- Standard Number:
OSHA requirements are set by statute, standards and regulations. Our interpretation letters explain these requirements and how they apply to particular circumstances, but they cannot create additional employer obligations. This letter constitutes OSHA's interpretation of the requirements discussed. Note that our enforcement guidance may be affected by changes to OSHA rules. Also, from time to time we update our guidance in response to new information.
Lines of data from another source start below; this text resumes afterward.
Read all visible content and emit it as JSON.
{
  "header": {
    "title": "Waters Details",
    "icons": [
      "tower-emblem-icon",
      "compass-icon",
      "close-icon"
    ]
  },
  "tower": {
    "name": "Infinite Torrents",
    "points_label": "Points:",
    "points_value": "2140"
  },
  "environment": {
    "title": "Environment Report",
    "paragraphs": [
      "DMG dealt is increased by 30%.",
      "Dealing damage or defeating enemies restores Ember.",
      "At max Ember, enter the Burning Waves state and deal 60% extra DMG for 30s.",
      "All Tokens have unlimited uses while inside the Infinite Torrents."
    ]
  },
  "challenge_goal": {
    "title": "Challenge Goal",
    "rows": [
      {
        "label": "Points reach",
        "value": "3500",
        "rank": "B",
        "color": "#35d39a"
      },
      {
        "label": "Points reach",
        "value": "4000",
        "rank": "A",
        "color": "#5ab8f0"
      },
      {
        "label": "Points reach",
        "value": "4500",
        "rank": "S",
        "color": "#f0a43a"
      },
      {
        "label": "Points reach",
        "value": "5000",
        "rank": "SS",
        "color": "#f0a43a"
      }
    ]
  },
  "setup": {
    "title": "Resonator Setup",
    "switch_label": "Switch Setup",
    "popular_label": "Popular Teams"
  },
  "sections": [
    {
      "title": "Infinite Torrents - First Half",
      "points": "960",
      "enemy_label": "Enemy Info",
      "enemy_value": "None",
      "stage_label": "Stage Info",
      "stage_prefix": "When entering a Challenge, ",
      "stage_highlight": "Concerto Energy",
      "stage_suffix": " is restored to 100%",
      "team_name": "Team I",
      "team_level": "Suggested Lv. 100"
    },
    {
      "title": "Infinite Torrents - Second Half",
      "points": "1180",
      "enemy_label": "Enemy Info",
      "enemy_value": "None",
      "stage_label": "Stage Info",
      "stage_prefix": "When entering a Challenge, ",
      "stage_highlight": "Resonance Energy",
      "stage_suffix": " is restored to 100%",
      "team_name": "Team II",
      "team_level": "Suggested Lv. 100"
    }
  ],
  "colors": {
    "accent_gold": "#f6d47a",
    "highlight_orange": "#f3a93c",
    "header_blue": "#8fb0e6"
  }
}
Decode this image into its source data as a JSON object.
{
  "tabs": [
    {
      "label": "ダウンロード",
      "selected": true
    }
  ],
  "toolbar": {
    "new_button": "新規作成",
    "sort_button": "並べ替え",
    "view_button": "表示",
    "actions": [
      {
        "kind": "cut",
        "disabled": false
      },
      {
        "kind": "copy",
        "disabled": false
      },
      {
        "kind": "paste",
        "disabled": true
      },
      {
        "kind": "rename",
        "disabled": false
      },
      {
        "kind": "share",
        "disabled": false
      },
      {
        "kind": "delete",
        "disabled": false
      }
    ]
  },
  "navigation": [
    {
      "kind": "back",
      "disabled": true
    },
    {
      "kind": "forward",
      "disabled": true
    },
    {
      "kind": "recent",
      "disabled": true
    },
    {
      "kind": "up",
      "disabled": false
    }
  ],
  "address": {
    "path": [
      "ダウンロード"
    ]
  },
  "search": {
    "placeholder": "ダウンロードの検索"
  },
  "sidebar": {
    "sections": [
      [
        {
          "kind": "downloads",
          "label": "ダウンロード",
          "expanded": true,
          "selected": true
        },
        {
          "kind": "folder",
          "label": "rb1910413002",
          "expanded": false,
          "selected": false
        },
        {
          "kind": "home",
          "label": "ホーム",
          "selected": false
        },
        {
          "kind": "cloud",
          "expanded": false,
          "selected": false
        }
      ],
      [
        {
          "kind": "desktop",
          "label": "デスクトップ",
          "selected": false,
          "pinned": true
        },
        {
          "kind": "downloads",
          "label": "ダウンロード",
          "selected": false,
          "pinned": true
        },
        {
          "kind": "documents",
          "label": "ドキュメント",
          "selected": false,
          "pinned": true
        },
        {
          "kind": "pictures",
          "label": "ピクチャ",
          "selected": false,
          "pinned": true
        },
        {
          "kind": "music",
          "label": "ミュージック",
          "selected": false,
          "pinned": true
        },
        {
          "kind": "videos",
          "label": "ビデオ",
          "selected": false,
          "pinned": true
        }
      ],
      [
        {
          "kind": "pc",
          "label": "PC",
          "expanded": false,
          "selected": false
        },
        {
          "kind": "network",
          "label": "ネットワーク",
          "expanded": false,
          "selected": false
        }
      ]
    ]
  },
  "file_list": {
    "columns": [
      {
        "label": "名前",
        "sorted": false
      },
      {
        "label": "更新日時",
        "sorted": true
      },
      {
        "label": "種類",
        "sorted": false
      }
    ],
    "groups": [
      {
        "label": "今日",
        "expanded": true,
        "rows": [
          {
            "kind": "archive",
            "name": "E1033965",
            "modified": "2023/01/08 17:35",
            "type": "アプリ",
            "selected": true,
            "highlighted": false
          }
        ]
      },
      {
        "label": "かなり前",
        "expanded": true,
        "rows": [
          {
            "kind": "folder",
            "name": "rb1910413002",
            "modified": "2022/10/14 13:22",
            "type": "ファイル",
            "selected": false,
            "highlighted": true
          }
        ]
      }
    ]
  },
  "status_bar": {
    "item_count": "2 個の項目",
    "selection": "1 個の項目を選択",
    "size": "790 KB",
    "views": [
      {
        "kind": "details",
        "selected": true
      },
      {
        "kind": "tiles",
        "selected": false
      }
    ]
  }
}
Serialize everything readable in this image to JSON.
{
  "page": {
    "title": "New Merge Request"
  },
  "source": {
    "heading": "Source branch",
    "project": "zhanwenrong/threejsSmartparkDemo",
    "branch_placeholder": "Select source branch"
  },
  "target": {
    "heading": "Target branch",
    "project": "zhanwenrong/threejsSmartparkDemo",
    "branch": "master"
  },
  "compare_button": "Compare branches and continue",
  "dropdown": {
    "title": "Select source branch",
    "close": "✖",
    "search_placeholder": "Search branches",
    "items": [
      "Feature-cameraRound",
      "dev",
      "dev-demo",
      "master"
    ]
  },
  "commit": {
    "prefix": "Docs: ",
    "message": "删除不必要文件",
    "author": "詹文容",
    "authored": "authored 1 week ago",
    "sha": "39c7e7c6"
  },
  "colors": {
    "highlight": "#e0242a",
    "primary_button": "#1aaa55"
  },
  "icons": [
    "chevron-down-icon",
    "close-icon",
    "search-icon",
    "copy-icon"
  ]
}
To keep apprised of such developments, you can consult OSHA's website at http://www.osha.gov.
October 8, 1992
John J. Sredniwaski
Material Safety Engineer
AIL Systems, Inc.
Deer Park, NY 11729
Dear Mr. Sredniwaski:
This is in response to your letter of August 7, regarding the Occupational Safety and Health Administration (OSHA) regulation 29 CFR 1910.1030, "Occupational Exposure to Bloodborne Pathogens." Specifically, you requested a written interpretation on the coverage of feminine hygiene products as regulated waste.
29 CFR 1910.1030 defines regulated waste as liquid or semi-liquid blood or other potentially infectious material (OPIM); items contaminated with blood or OPIM which would release these substances in a liquid or semi-liquid state if compressed; items that are caked with dried blood or OPIM which are capable of releasing these materials during handling; contaminated sharps; and pathological and microbiological wastes containing blood or OPIM.
OSHA does not generally consider discarded feminine hygiene products, used to absorb menstrual flow, to fall within the definition of regulated waste. The intended function of products such as sanitary napkins is to absorb and contain blood; the absorbent material of which they are composed would, under most circumstances, prevent the release of liquid or semi-liquid blood or the flaking off of dried blood.
OSHA expects these products to be discarded into waste containers which are lined in such a way as to prevent contact with the contents. Please note, however, that it is the employer's responsibility to determine which job classifications or specific tasks and procedures involve occupational exposure. For example, the employer must determine whether employees can come into contact with blood during the normal handling of such products from initial pick-up through disposal in the outgoing trash. If OSHA determines, on a case-by-case basis, that sufficient evidence exists of reasonably anticipated exposure, the employer will be held responsible for providing the protections of 29 CFR 1910.1030 to the employees with occupational exposure.
We hope this information is responsive to your concerns. Thank you for your interest in worker safety and health.
Ruth McCully, Director
Office of Health Compliance Assistance